What makes an effective legislator?
With more than half of the seats in the nation's only one-house Legislature up for grabs in less than a month, let's consider what an effective Nebraska State Senator looks like.
Term limits has exacted a painful toll on the Unicameral with the departure of a popular Speaker of the Legislature and five committee chairs among nine veteran incumbents. Does that mean there will be a leadership void in the next session? Can a number of one-term senators step up to the plate? And what kind of pressure does the whole scenario put on the nine newbies?
It's a question that begs advice from the "experts," former state senators who stepped away from the George W. Norris Legislative Chamber some years ago and have had time to reflect.
Tops on former Senator Sandy Scofield's list is broad experience. The Panhandle native who represented some of the most beautiful and sparsely populated parts of the state (she lived on Deadhorse Creek southwest of Chadron) said that many times a senator has to call on what they know from personal experience to know how to vote on an issue. Two county fairs and a rodeo may not be enough.
That is followed by being ready to go toe-to-toe with the Governor. She said the Legislature should ideally serve as a check-and-balance for the sometimes-goofy ideas brought up by governors. But that's not always the case.
An effective legislator should also be articulate, able and willing to spend time studying issues and quick on his or her feet. Scofield says a senator has to represent his or her constituents and speak their language.
But they also need to speak and understand the languages of other senators. Bottom line, it's great to be able to speak Sandhills, but you also have to be able to speak Lincoln and Omaha to be really effective.

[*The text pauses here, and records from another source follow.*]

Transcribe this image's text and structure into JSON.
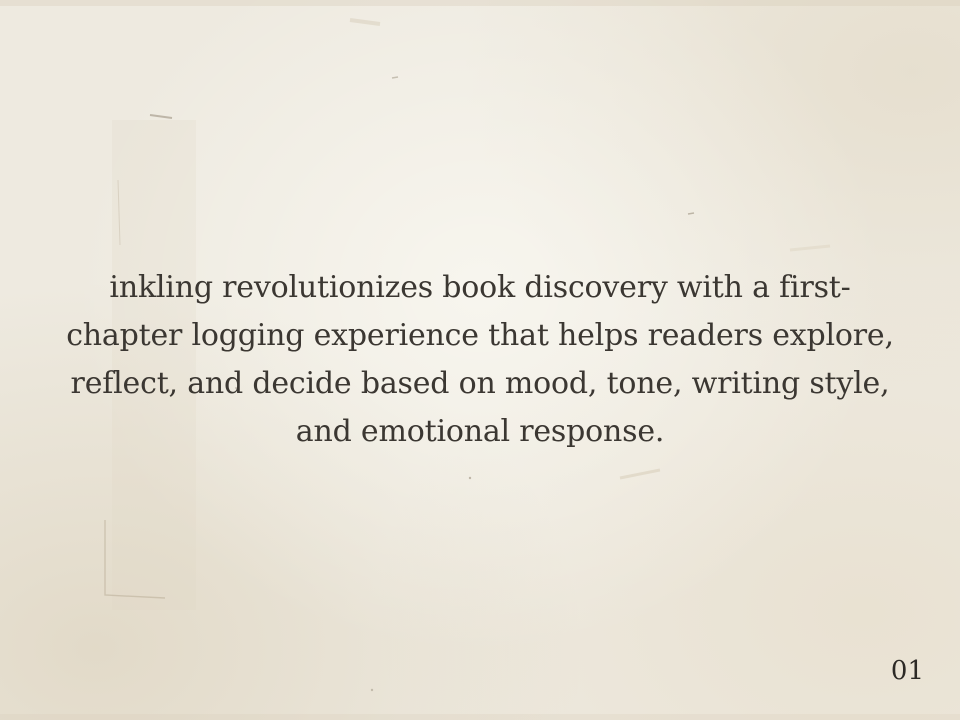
{
  "slide": {
    "body": "inkling revolutionizes book discovery with a first-chapter logging experience that helps readers explore, reflect, and decide based on mood, tone, writing style, and emotional response.",
    "page_number": "01"
  },
  "colors": {
    "paper": "#eeeae0",
    "text": "#3b3732"
  }
}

The late George Coordsen, a former state Senator from Gilead in south central Nebraska, once said all rural senators had at least been to Omaha and Lincoln and thus had some idea of their issues. But, it's possible for an urban senator to never have been very far off of I-80.
It wasn't that many years ago that the late Gene Mahoney, a senator from South Omaha, was making a plea for votes from rural senators for a bill that was being considered. As he closed on the bill and watched the green "yes" votes light up on the board, he said that Omaha senators vote their own conscience just like rural senators. He said there were no caucuses or collusion to unite the senators in one vote.
Just then the doors to the Rotunda opened and fellow Omaha Senator Tom Fitzgerald came down the center aisle into the chamber.
In a loud voice he asked, "Hey Gene O, how are we supposed to vote on this one?"
Veteran observers say they have never seen a tote board change colors, from green to red, "yes" to "no," faster. The suddenly red-lighted tally board seemed to be reflected in Mahoney's red face.
NEXT WEEK: Thoughts from a veteran former Omaha Senator.